1. Ninety-Nine. Just like a deployment countdown, this week we crossed the triple-digit mark. Tuesday was a great day as it marked 99 days until I pull up stakes at the Alamo KOA and head north. It is truly downhill from here. I will miss my friends in Elizabethtown and the deep friendships that have developed over the past five years.
2. Vows. A very special Aunt and Uncle are celebrating their 50th Wedding Anniversary this weekend. They are a true example of 'through sickness and health, 'til death do us part.' Something that is missing in today's marriages. A while back, my uncle had a tragic accident with a closed-head injury. Through much prayer and support he recovered with only a loss of speech ability and some physical function that requires him to use a wheelchair for longer walks. Today, when the world would expect the wife or husband to the spouse into an assisted living facility, my Aunt (with much help from family) persevered as a loving wife and has never left his side. He has volunteered at the local hospital for years and they are constantly travelling with their kids and being active grandparents! Congratulations!
3. Visit. My wonderful wife is coming for a visit soon. The kids are visiting their Gram and Grandad in Beaufort, SC and she is coming down. Even though I will be in school occasionally, she will have time to relax in 'the trailer down by the river'. Being an avid reader, she will have time to relax and read without interruptions!
4. Oral Examinations. For some reason, I am not overly concerned about the Orals Examinations at the end of our Didactic Year. On June 20th, we will individually meet with a panel of examiners for about 45" where they will quiz us on our classwork, projects, papers and knowledge of the past year. The purpose is to see if we are able to adequately bring together the various theories and concepts and articulate them as a potential health care executive.
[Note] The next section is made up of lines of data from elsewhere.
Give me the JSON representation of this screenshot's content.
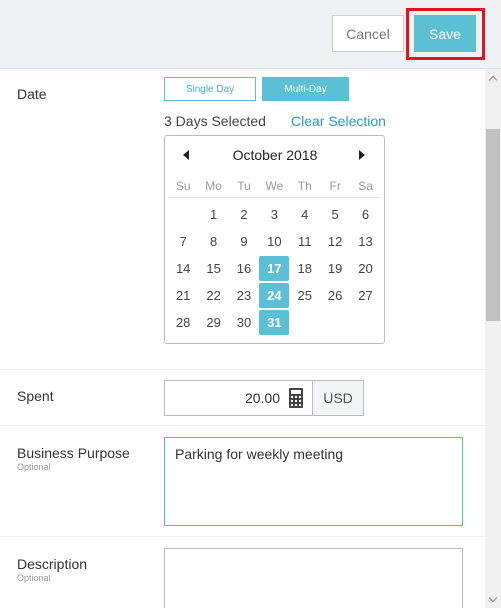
{
  "header": {
    "cancel_label": "Cancel",
    "save_label": "Save",
    "highlight_color": "#e0141e",
    "accent_color": "#5bc0d3"
  },
  "date": {
    "label": "Date",
    "single_day_label": "Single Day",
    "multi_day_label": "Multi-Day",
    "active_mode": "Multi-Day",
    "days_selected": "3 Days Selected",
    "clear_selection": "Clear Selection"
  },
  "calendar": {
    "month_title": "October 2018",
    "weekdays": [
      "Su",
      "Mo",
      "Tu",
      "We",
      "Th",
      "Fr",
      "Sa"
    ],
    "weeks": [
      [
        "",
        "1",
        "2",
        "3",
        "4",
        "5",
        "6"
      ],
      [
        "7",
        "8",
        "9",
        "10",
        "11",
        "12",
        "13"
      ],
      [
        "14",
        "15",
        "16",
        "17",
        "18",
        "19",
        "20"
      ],
      [
        "21",
        "22",
        "23",
        "24",
        "25",
        "26",
        "27"
      ],
      [
        "28",
        "29",
        "30",
        "31",
        "",
        "",
        ""
      ]
    ],
    "selected_days": [
      "17",
      "24",
      "31"
    ],
    "prev_icon": "caret-left-icon",
    "next_icon": "caret-right-icon"
  },
  "spent": {
    "label": "Spent",
    "value": "20.00",
    "currency": "USD",
    "icon": "calculator-icon"
  },
  "business_purpose": {
    "label": "Business Purpose",
    "optional_label": "Optional",
    "value": "Parking for weekly meeting"
  },
  "description": {
    "label": "Description",
    "optional_label": "Optional",
    "value": ""
  }
}
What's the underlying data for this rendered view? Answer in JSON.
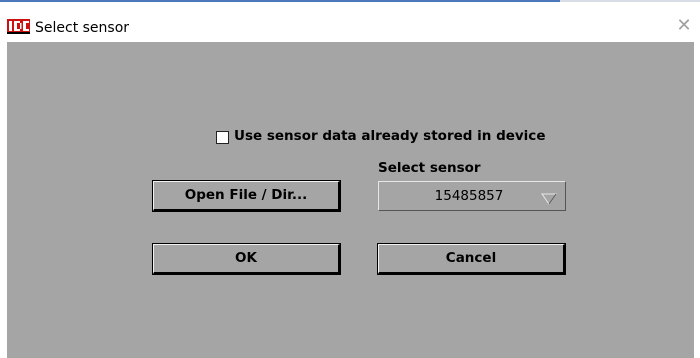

This is not unlike my last orals examination that occurred in 1995 for my first Master's Degree at the University of Florida! I was grilled for two hours by two physicians, two PhD Physical Therapists, the Assistant Dean and my Thesis Chair. That was painful. The first hour was my research presentation on 35mm slides (old school!) that was frequently interrupted by the board for questions and clarification. We took a break where they huddled to plan their attack on my research, methods and results! Then we reconvened where they drilled deeper into my written thesis and picked it apart. When that painful process was over, they excused me from the room, and debated whether my work was worthy. Finally they brought me to come back in, congratulated me on successful passing my orals board, then gave back my written thesis with a list of required corrections prior to publication.
The bottom line, is to prepare and not start digging a hole that only gets deeper. Be honest and up front. Come across confident, yet not arrogant. Speak clearly and concisely and with command of the topic. We are not expected to be master's of everything, but we should at least be experts of our projects, papers and assignments.